Used abroad,Right for Jamaica: Used-car show Mandeville leg on today
Mel Cooke, Gleaner Writer
Ian Lyn of CarMax Jamaica Ltd is on a roll with his islandwide series of used car shows. After restarting the open-air, free shows by second-hand car dealers in January at the Police Officers' Club in St Andrew, today Mandeville gets its share of the used-car action at the Manchester Shopping Centre. And he says that the April 28th show at the popular 'Dump-up Beach' is the really big one, to complete an islandwide trek within about 14 weeks.
Today's show will feature about 60 cars from D&M Auto Zone, F&R Motor Sales, JD's Car Mart, K&B Motor Sales, Street Image Auto Zone, RPM Auto Mall and CarMax, Lyn sticking to the formula of having local dealers dominate the events. And while there is a different set of dealers for each county the Jamaica Motor Show 2012 series rolls into, Lyn is emphatic in his endorsement of the mainly Japanese vehicles they stock.
He is sure that the Japanese Domestic Market (JDM) vehicles, made by Japanese specifically for their own people, are the best that the country has to offer and are optimum for the Jamaican market.
"My belief is totally in the Japanese market. Japanese domestic cars are the best. They make the best for their citizens," Lyn said, noting that Japan generally has a highly disciplined, intelligent population which requires a high-level product. And, as they are encouraged to keep vehicles for only a year or two, the exports are generally high quality, Japanese used vehicles are rated tier one (like a brand new vehicle), tier two (slight smudging and soiling) and tier three (slightly damaged).
"When you check out the value for money, it makes no sense you buy new," Lyn said.
He also puts Jamaica's Japanese Domestic Market imports in the context of what people do with the second-hand vehicles they can afford. "The cheapest used car you can buy straight out of Japan is a Toyota Passo or Honda Fit," Lyn said, giving an approximate price of $700,000, to which dealers would add their mark-up before presenting the public with a final price.
With the Japanese Domestic Market used-car affordability, Lyn said, people are able to buy cars to put to productive purposes - not only the ubiquitous taxi, but he also gave the example of a lady buying a Toyota Townace and starting a cleaning service which now employs a number of people.
Automotives asked Lyn about issues related to availability of parts and he named two car parts dealers in particular as having "more parts in stock than any used car dealer in Jamaica". Plus, there is always the option of importing parts from the USA (one week) or directly from Japan (two weeks). Availability issues only arise, Lyn said, "when someone brings in a specific vehicle - and not many people do it that much anymore".

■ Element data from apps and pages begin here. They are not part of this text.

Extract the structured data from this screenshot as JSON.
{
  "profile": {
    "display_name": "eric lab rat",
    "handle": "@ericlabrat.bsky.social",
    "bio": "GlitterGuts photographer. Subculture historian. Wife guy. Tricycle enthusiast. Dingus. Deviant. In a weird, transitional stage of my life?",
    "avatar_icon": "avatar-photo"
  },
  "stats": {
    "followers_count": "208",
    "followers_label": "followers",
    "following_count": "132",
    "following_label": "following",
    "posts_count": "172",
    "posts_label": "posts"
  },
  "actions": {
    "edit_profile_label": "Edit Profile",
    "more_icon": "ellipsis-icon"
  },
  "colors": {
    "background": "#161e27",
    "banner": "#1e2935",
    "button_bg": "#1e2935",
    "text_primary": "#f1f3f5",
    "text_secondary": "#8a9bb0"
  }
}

Climatically, while Japan is certainly not tropical, Lyn said he has not heard of any problems with domestic-model vehicles related to the climactic conditions. He pointed out that over a decade ago there were concerns about a carcinogenic component in the air-conditioning systems of some JDM cars, but those days are long past.
At the January show, the Porsche Cayenne was made the centerpiece, making a showpiece debut. In MoBay, the turbo version of the same SUV and Range Rover Evoque coupe will be the main display attractions. "We are doing it region by region," Lyn said, noting that financiers RBC, Churches Credit Union and perennial partner Scotiabank will be on hand in Mandeville today.
While making it clear that he holds no grudge with the new-car dealers sector - of which he used to be a part and fell short of a director's posting in voting - Lyn made no bones about being ultra-competitive. He noted that the used car shows started in 2009 after the scheduled new car display did not take place.
Now that the Automobile Dealers Association has returned with its show, in March, the used car shows are in an aggressive mode. The competition extends to legislation, with heated debates especially about the ages of the used cars which dealers are allowed to import.
It is a competition which Lyn does not shrink from, pointing out that while depreciation on a new car is about 25 per cent in the first year of ownership, it is seven per cent on a used car. While under 100 of those used cars will be on display in Mandeville today, Lyn expects about 250 in MoBay on April 28th, one dealer expected to carry in about 70 cars.
"I am excited," Lyn said.